Adani is still struggling to get final approvals for its Carmichael coal mine in Queensland’s Galilee Basin, with the state government’s Department of Environment and Science (DES) ordering further reviews of the company’s Groundwater Dependent Ecosystem Management Plan (GDEMP).
A recent setback for Adani came after Melissa Price, the federal Liberal/National Coalition government’s environment minister, issued final federal approvals for Carmichael in the last hours before a national election was called.
Leaked emails have subsequently revealed government bodies CSIRO and Geosciences Australia had been encouraged to urgently clear the GDEMP, and Queensland federal MPs had threatened to undermine Price if the sign-off wasn’t finalised.

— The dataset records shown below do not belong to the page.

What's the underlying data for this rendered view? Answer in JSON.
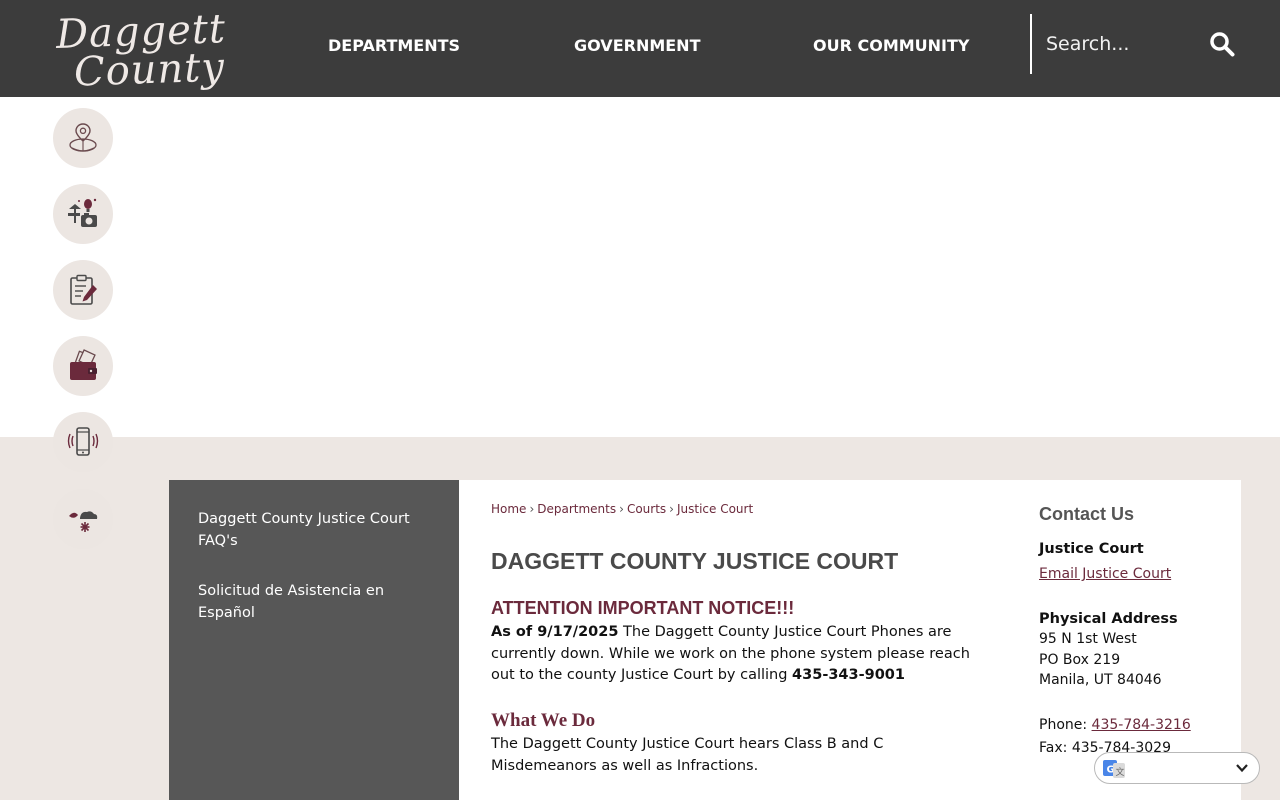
{
  "header": {
    "logo_line1": "Daggett",
    "logo_line2": "County",
    "nav": [
      {
        "label": "DEPARTMENTS"
      },
      {
        "label": "GOVERNMENT"
      },
      {
        "label": "OUR COMMUNITY"
      }
    ],
    "search_placeholder": "Search..."
  },
  "quick_links": [
    {
      "icon": "map-pin-globe-icon"
    },
    {
      "icon": "recreation-camera-icon"
    },
    {
      "icon": "clipboard-pencil-icon"
    },
    {
      "icon": "wallet-icon"
    },
    {
      "icon": "mobile-phone-icon"
    },
    {
      "icon": "weather-icon"
    }
  ],
  "sidenav": {
    "items": [
      {
        "label": "Daggett County Justice Court FAQ's"
      },
      {
        "label": "Solicitud de Asistencia en Español"
      }
    ]
  },
  "breadcrumb": {
    "home": "Home",
    "departments": "Departments",
    "courts": "Courts",
    "current": "Justice Court",
    "sep": "›"
  },
  "main": {
    "title": "DAGGETT COUNTY JUSTICE COURT",
    "notice_heading": "ATTENTION IMPORTANT NOTICE!!!",
    "notice_date": "As of 9/17/2025",
    "notice_text": " The Daggett County Justice Court Phones are currently down. While we work on the phone system please reach out to the county Justice Court by calling ",
    "notice_phone": "435-343-9001",
    "what_heading": "What We Do",
    "what_text": "The Daggett County Justice Court hears Class B and C Misdemeanors as well as Infractions."
  },
  "contact": {
    "heading": "Contact Us",
    "name": "Justice Court",
    "email_link": "Email Justice Court",
    "address_heading": "Physical Address",
    "address_line1": "95 N 1st West",
    "address_line2": "PO Box 219",
    "address_line3": "Manila, UT 84046",
    "phone_label": "Phone: ",
    "phone": "435-784-3216",
    "fax_label": "Fax: ",
    "fax": "435-784-3029"
  },
  "colors": {
    "header_bg": "#3c3c3c",
    "accent": "#6b2a3c",
    "beige": "#ede7e3",
    "sidenav_bg": "#575757"
  }
}
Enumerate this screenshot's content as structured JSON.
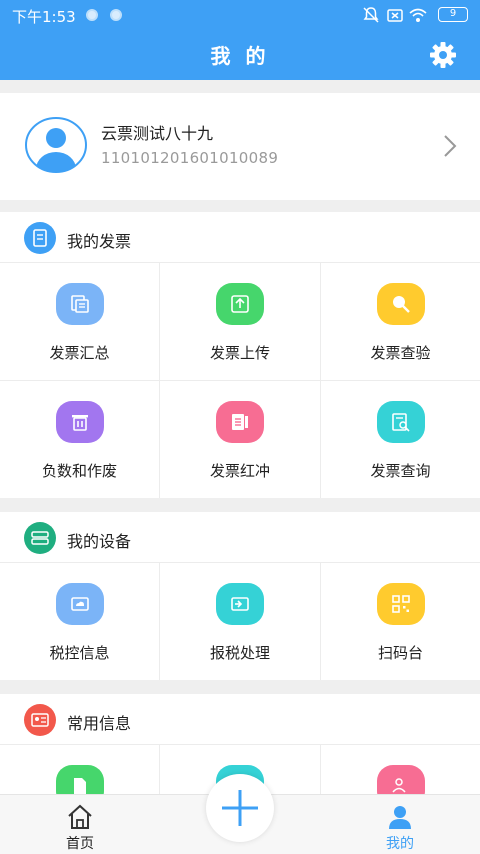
{
  "status_bar": {
    "time": "下午1:53",
    "battery": "9"
  },
  "header": {
    "title": "我 的"
  },
  "profile": {
    "name": "云票测试八十九",
    "id": "110101201601010089"
  },
  "sections": {
    "invoice": {
      "title": "我的发票",
      "items": [
        "发票汇总",
        "发票上传",
        "发票查验",
        "负数和作废",
        "发票红冲",
        "发票查询"
      ]
    },
    "device": {
      "title": "我的设备",
      "items": [
        "税控信息",
        "报税处理",
        "扫码台"
      ]
    },
    "common": {
      "title": "常用信息"
    }
  },
  "bottom_nav": {
    "home": "首页",
    "mine": "我的"
  },
  "colors": {
    "primary": "#3ea0f5",
    "blue_icon": "#7bb4f7",
    "green_icon": "#46d66c",
    "yellow_icon": "#ffcb2e",
    "purple_icon": "#a276ef",
    "pink_icon": "#f76d93",
    "cyan_icon": "#35d2d6",
    "red_icon": "#f2584b",
    "teal_icon": "#1fae80"
  },
  "icons": {
    "settings": "gear-icon",
    "avatar": "user-avatar-icon",
    "chevron": "chevron-right-icon",
    "home": "home-icon",
    "mine": "person-icon",
    "add": "plus-icon"
  }
}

The DES also ordered Adani to further review its management plan for the endangered black-throated finch. The largest known surviving population of the bird, which faces extinction, exists on the Carmichael site. Adani’s Australian manager, Lucas Dow, described the DES as “engaging in a secretive and non-transparent additional review process”.
Adani saw some relief on 21 May when the DES withdrew legal action against the company’s Abbot Point Coal Terminal operating entity, Abbot Point Operations (APO), which allegedly released polluted water from settlement ponds into local wetlands during Tropical Cyclone Debbie in February 2017.

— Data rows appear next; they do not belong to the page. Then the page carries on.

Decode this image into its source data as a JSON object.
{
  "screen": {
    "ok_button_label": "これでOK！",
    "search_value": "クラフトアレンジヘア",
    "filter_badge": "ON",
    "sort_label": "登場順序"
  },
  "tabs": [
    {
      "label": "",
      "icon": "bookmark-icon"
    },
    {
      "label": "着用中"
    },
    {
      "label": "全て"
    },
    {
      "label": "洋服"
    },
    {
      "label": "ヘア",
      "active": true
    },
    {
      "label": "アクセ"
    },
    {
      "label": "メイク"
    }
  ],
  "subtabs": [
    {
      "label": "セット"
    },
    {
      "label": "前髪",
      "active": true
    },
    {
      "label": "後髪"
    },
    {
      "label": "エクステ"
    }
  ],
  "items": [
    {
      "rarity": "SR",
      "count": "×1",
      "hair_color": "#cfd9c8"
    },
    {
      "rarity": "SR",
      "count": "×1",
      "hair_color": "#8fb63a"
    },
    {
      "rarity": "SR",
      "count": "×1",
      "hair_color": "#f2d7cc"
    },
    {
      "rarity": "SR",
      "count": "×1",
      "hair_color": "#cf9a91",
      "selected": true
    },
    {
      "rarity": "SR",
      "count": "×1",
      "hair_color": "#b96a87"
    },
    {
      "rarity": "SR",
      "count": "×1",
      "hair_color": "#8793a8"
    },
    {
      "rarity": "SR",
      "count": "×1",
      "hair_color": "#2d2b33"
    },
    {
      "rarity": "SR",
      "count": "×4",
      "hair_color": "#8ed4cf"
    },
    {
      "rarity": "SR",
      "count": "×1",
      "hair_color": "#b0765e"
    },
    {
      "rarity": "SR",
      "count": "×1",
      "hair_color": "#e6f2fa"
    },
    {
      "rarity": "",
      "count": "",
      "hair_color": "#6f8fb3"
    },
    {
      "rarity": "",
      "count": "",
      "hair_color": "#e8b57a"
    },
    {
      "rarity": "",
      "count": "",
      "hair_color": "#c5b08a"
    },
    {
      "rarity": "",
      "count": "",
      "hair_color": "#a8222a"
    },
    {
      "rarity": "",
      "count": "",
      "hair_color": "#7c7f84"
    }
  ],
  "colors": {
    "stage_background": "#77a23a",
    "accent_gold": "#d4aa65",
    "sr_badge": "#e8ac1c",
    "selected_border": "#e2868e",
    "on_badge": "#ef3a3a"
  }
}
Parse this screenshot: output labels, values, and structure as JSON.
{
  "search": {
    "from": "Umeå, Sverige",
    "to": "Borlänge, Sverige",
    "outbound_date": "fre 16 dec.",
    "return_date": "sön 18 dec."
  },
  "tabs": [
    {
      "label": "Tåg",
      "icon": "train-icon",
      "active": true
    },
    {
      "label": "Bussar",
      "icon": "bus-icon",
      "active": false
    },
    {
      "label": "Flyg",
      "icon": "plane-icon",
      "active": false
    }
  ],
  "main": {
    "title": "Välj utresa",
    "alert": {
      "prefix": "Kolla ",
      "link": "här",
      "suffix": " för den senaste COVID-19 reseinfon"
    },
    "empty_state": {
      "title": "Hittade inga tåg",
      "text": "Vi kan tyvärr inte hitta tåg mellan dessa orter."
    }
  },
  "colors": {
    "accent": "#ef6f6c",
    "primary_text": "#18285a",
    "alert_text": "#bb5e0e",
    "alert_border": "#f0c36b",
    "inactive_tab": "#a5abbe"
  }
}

The prosecution was dropped after DES and APO reached a deal for the latter to install and automated floodwater monitoring/release system that would allow real-time measurement of storm water quality.

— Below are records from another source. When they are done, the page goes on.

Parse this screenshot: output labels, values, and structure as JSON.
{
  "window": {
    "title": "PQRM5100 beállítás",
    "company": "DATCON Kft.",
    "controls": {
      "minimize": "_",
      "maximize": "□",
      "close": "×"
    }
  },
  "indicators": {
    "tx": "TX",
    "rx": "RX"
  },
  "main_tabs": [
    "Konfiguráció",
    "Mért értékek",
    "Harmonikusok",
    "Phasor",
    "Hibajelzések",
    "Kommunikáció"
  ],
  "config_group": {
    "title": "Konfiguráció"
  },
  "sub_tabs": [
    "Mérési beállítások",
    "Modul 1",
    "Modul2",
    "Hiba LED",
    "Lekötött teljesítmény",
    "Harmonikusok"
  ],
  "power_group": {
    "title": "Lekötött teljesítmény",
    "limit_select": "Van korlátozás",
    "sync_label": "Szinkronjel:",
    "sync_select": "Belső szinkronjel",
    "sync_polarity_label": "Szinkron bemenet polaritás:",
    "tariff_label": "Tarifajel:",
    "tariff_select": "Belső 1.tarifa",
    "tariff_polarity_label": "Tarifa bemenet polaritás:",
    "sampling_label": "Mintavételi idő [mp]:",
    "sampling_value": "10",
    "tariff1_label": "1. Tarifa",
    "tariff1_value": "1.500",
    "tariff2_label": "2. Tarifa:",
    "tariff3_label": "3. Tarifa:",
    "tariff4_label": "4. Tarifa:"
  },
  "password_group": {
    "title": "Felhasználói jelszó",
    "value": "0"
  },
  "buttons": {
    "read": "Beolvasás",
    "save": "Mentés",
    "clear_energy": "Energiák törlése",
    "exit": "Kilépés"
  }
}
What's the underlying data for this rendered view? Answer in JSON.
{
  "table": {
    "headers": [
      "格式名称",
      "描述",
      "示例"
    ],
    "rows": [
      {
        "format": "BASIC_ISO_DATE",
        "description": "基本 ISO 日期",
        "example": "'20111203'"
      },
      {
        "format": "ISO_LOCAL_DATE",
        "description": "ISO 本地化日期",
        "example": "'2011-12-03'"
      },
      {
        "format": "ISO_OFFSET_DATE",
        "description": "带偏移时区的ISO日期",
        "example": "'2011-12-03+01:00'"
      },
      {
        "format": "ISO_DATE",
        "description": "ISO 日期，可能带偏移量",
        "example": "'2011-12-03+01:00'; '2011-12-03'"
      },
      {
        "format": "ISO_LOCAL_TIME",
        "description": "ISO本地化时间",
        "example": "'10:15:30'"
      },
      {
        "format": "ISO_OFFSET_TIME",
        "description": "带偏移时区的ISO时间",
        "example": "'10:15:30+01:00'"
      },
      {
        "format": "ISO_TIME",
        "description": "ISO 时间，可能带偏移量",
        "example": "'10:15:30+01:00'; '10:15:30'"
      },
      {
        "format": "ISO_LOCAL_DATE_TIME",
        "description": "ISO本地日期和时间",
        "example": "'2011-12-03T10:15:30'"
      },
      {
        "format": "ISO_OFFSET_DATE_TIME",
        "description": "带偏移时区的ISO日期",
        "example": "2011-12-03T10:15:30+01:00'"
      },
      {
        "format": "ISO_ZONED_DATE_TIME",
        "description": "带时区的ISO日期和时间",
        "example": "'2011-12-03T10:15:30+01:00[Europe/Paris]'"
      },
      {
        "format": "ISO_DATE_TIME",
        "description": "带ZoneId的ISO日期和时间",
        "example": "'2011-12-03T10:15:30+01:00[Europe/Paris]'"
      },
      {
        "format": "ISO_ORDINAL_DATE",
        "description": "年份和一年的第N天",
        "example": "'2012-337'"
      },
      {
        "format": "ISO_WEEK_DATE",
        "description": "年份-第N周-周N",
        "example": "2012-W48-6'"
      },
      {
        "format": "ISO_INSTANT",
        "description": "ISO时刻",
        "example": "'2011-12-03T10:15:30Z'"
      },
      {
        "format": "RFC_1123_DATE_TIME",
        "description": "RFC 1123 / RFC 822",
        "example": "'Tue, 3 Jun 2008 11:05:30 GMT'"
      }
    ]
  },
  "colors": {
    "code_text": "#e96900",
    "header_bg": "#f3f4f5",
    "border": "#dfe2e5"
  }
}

APO was due to be tried in the Bowen Magistrates Court on 22 July, facing a potential penalty of A$2.7M.